AT length the tyrant stays his iron rod,
At length the iron rod can hurt no more;
The slave soft slumbers 'neath this verdant sod,
And all his years of misery are o'er.
Perchance, his soul was framed of finest mould,
His heart to goodness feelingly aspir'd;
Perchance, strong sense his every word controul'd,
And glow'd his breast with heat seraphic fir'd.
Perchance his deeds bely'd his sable hue,
And every sentiment deserv'd a throne:
But labour hid him from the general view,
And fell oppression mark'd him for her own.
O'er his low grave no tender parents weep,
Nor widow wails his loss, by all forgot;
No friends sincere their holy vigils keep,
Nor infant fingers deck the mournful spot.
Yet, far more honour'd his unsculptur'd tomb,
More sacred far than all the vaulted great;
Unwonted brightness clears his parting gloom,
And Heav'n approving smiles upon his state.
Nor thou with supercilious look deride
This votive strain, or his rough state despise;
How vain thy vaunting, impotent thy pride!
Behold him, thy superior in the skies.
Though learning fled his rude untutor'd mind,
And all the superfluities of art;
Though to his form the graces ne'er inclined,
His were the beauties of the head and heart.
Full oft the primrose courts the hawthorn shade,
And spreads her fragrance on the mean resort;
Full oft the cot receives the peasant's head,
Whose wond'rous merits had adorn'd a court.
Pass but some æras with a rapid flight,
Where then the splendours of this terrine ball?
Sunk in the bosom of oblivion's night;
And death, the ancient chronicler of all.

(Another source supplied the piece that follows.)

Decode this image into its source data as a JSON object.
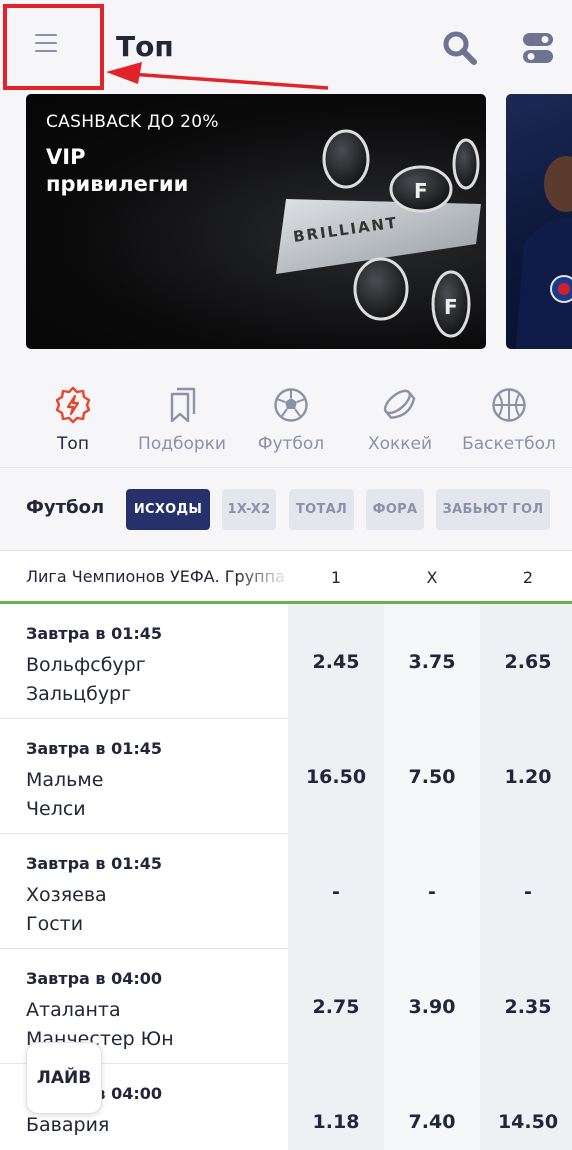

A genius's life has always something uncommon and different from every other: so Thomas Dermody's brief life (1775-1802) is marked by many extravagances and unfortunate adventures. The period of his lifetime embraces many historical events that changed the face of Europe: the most agitated period of the abolition controversy (1788-1792), the French Revolution (1789) , and the Act of Union between England and Ireland (1801).
The revelation of Dermody's poetical talent began very early, at the age of nine, when he was Classics asistant in the same school ( in Ireland) where his father, an alcoholic, taught. While still a child the so called "Irish Chatterton" ran away to Dublin where he lived under the protection of several wealthy patrons, each of whom abandoned him in turn. Dermody spent most of his days in debt, walking the streets and intoxicated, a vexation to his patrons. Most disappointed of all, perhaps, was Rev. Austin, who published a collection of Dermody's poems in 1792. In 1793 Dermody exalted the ideals of the French Revolution through his pamphlet The Right of Justice or Rational Liberty. His enlistment in the army at the age of 19 seemed to mark a new turning point in his life. The enlistment brought him to England and gave him the satisfaction of a promotion as a second lieutenant. It also promised him, for the first time, a measure of independence from the yoke of patronage. Dermody, however, turned back to the abuse of alcohol which led in turn back to poverty. He returned to live in the streets where he died as a wretched beggar, ill and drunk, in 1802 at the age of twenty-seven. His memorable last words were:"I am vicious because I like it".
The date of publication of The Harp of Erin (1807), edited by James Grant Raymond, coincides with the approval of the Abolition Act prohibiting the slave trade. "On a Dead Negro" is a very touching anti-slavery poem that denounces the oppression suffered by slaves and compares the different destinies that the "seraphic" and noble soul of the "dead negro" and the "supercilious" soul of his tyrant will meet.The use of the article "a" in the title indicates that the subject of the poem is not a definite person but one "dead negro" like many others, without an identity, as many (beginning with the slave-traders) then believed. Dermody's reproach towards the owner of slaves is very strong: "How vain thy vaunting, impotent thy pride!" (23). Death, the "ancient chronicler of all", finally gives rest to the negro of the title, whose "years of misery are o'er" (4).
Dermody, Thomas "On a Dead Negro", The Harp of Erin, containing the poetical works of the late Thomas Dermody, vol. 2 (London: Richard Phillips, 1807), pp.118-119.